EU countries are considering signing the free trade agreement with Canada this month, but the Comprehensive Economic Trade Agreement (CETA) is far from the only deal the EU is working on. Various deals are being negotiated all over the globe, but they can only enter into force if the European Parliament approves them. Read on for an overview of negotiations in progress and a discussion of how it works.
Types of agreements
The EU has different types of agreements in place with countries. They can focus on reducing or eliminating tariff barriers or establishing a customs union by removing customs duties and establishing a joint customs tariff for foreign imports.
It’s not all about tariffs. It could also be about investment and how to deal with disputes involving investment. For example when a company feels a decision by a government is affecting its investment in that country. Non-tariff barriers are also vital such as product standards (for example the EU has banned certain hormones in cattle farming over health fears).
The negotiations for CETA finished in September 2014. The agreement is due to be discussed at the EU summit on 20-21 October in view of its potential signing later this month.
However, Parliament will still need to approve it before it can ultimately enter into force. The international trade committee is set to vote on the trade deal in December and then all MEPs will still have to vote on it during a plenary session.

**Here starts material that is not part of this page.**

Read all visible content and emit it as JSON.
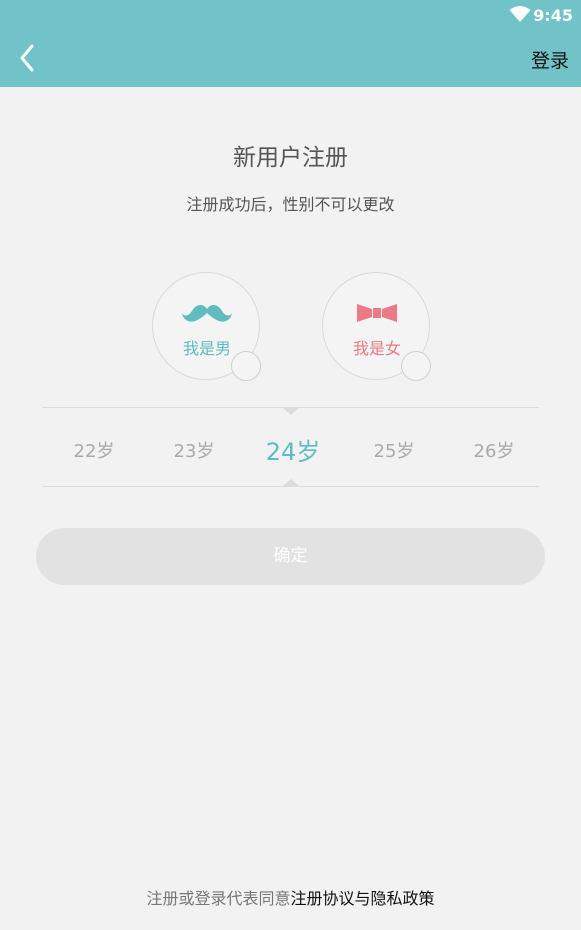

If approved, CETA could already enter into force next year.
Other trade agreements are also in the pipeline.